Your task
Each line of the data below that includes the string "Upload" must be copied.

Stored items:
......

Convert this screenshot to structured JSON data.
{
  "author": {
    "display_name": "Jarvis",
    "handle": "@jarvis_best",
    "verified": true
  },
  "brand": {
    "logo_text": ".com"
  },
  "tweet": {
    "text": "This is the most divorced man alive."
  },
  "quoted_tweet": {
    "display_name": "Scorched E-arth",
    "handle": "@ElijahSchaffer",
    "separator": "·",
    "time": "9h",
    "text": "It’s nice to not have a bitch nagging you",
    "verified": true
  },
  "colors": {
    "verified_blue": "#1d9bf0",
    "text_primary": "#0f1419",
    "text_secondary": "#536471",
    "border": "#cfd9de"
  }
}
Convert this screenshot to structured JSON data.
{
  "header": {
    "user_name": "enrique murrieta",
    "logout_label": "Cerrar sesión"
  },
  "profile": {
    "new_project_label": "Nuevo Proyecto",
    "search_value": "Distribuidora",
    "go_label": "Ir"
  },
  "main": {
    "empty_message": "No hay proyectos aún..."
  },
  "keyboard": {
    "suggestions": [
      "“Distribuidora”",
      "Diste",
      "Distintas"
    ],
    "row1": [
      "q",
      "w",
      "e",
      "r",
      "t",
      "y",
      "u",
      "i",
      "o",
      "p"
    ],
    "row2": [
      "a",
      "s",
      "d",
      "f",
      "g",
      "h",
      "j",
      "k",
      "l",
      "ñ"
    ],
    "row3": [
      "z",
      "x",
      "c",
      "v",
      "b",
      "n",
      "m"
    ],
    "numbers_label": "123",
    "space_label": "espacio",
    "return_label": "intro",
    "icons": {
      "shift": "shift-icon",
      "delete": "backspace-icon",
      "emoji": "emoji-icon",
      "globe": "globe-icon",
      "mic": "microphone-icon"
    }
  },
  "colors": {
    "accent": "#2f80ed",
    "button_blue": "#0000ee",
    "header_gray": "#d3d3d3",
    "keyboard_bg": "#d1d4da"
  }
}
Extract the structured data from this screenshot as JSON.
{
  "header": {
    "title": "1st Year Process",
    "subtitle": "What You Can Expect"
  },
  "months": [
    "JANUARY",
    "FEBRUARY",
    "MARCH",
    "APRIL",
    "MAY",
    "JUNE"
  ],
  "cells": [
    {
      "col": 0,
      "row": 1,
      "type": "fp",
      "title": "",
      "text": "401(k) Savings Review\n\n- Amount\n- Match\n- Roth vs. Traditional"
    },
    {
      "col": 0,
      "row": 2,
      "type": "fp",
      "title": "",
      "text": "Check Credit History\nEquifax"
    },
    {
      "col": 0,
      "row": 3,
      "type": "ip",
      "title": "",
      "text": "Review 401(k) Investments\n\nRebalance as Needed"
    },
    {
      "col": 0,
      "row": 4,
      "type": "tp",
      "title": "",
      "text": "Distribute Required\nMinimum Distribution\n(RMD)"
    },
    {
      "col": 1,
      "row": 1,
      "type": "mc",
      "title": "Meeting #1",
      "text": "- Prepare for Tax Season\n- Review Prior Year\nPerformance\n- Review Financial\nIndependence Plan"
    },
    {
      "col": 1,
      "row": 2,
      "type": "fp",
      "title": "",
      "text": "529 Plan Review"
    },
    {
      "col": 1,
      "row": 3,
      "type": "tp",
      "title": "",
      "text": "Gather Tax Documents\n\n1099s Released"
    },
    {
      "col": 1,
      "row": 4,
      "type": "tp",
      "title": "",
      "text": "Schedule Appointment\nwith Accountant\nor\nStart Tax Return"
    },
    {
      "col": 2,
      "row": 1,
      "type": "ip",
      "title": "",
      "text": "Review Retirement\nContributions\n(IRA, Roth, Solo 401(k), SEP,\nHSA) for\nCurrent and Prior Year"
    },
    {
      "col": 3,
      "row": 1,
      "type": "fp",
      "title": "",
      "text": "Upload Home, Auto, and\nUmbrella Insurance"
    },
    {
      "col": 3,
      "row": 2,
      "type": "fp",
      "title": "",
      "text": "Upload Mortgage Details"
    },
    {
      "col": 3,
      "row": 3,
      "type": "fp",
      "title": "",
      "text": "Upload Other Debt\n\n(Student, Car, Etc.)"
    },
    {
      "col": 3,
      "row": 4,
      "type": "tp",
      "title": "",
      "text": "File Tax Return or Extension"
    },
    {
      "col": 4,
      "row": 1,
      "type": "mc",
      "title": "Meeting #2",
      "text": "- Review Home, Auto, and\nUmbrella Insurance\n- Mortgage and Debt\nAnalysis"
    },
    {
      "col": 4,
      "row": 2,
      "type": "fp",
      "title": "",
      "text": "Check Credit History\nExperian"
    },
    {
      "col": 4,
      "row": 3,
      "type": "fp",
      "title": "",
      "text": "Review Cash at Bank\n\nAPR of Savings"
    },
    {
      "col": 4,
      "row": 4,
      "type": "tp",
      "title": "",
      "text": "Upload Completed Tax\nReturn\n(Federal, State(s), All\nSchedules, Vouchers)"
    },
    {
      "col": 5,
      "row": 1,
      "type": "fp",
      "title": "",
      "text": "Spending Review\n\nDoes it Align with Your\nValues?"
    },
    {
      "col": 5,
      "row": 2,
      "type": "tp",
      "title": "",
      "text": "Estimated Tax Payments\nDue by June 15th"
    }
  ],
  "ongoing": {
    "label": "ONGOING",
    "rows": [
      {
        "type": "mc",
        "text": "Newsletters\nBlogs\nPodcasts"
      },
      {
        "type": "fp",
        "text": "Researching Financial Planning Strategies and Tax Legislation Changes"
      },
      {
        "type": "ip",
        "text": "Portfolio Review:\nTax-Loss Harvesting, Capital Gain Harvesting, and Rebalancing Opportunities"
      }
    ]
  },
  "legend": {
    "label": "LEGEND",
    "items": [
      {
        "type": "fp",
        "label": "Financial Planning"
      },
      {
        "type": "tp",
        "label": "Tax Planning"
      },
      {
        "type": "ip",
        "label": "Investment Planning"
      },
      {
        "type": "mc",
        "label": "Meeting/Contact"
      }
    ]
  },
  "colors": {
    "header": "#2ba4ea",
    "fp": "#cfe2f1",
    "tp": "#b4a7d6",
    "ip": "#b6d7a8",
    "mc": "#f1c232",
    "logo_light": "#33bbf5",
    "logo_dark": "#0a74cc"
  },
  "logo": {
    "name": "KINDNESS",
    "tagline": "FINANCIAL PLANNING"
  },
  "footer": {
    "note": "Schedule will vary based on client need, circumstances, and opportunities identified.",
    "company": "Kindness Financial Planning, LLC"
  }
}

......

Answer space
      "text": "Upload Home, Auto, and\nUmbrella Insurance"
      "text": "Upload Mortgage Details"
      "text": "Upload Other Debt\n\n(Student, Car, Etc.)"
      "text": "Upload Completed Tax\nReturn\n(Federal, State(s), All\nSchedules, Vouchers)"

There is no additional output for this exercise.